Lanwei itself almost became a story of lanwei. Wong had the concept in his head for 5 years before starting it in 2006. He then worked on it infrequently for the next 6 years and completed it in 2012 with a show at Blindspot galleries. He has said that the realization of this project came about shortly before the Chinese government started removing unused property. The evidence of incompletion was about to disappear before he could document its presence.
Much of his past work is on his website and is well worth exploring and diving into. Most projects come with a short poetic description written by Wong (originally in Cantonese with English translation). Besides having frequent exhibitions, I like that he also makes time to pursue ideas that interest him outside of his regular work. Wong most recently had an installation called Show Flat 04 at the Singapore Biennale.
New York based photographer Kevin Tadge has started a lovely, minimal photo series of still lifes taken at various museums. Oftentimes when you see photos of museum pieces its of the taxidermy animals, but Kevin has found the beauty in all kinds of objects ranging from rocks to flowers to pieces of ancient sculptures.
You can see the series by clicking here.
The Nakagin Capsule Tower, designed by Kisho Kurokawa, opened in March of 1972 as an ideal for architecture, allowing for a flexible capsule based system that would change and grow over time. Unfortunately the idea never really stuck and these capsules, meant to last around 25 years, are still in use to this day. Photographer Noritaka Minami has created a photo series titled 1972 which explores the Capsule Tower, giving insight into the decaying building.
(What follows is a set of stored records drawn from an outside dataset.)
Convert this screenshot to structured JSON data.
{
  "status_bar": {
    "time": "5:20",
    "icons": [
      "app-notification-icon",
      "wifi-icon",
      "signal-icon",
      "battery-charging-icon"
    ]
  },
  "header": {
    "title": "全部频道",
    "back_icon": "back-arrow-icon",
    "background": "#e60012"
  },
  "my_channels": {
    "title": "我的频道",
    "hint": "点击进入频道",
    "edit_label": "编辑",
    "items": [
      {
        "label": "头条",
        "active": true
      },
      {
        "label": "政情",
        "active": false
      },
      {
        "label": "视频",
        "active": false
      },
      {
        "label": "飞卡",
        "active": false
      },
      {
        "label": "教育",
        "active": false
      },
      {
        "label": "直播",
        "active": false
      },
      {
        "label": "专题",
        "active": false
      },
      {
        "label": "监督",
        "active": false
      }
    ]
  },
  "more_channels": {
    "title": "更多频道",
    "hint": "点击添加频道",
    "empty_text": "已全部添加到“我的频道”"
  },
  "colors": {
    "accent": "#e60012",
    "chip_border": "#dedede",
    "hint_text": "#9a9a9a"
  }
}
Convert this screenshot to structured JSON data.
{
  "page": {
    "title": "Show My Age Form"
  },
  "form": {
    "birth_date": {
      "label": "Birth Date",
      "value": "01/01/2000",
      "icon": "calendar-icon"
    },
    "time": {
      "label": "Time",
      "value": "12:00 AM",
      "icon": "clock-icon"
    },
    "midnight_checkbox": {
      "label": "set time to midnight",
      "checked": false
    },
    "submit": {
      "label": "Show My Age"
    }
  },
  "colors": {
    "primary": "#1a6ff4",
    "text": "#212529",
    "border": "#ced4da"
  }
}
This prototype for a new lifestyle for the 21st Century ultimately proved to be an exception rather than the rule. The Nakagin Capsule Tower in fact became the last of its kind completed in the world. Furthermore, the building has never undergone the process of regeneration during the 40 years of existence. None of the original capsules have ever been replaced, even though Kurokawa intended them to sustain a lifespan of only 25 years. As the capsules accumulate patina on their shells through the passage of time, they exist as a reminder of a future imagined to be possible at that moment in Japan as well as a future that never came.
Harper’s Bazaar published an interview with Takashi Murakami yesterday, one that involves some backstory into his new monster movie Jellyfish Eyes. The interview is fine, kind of short to be honest, but what’s really remarkable is the photo shoot that accompanies the story.
Entitled Murakami’s Monster Magic, the photos were shot by Jason Schmidt and feature model Angela Lindvall as well as Murakami’s cast of movie monsters. The series is pretty fantastic and surreal, a beautiful woman walking around with these bizarre creatures in a variety of random Los Angeles locations – wandering through In-N-Out, lounging at the pool at The Standard Hollywood, or walking through Beverly Hills.
The photos also remind me of Charlie White’s old photo series Understanding Joshua which did a nice job of mixing surreal monsters with idyllic, Hollywood-esque situations. If you’re into these photos you absolutely need to click that link.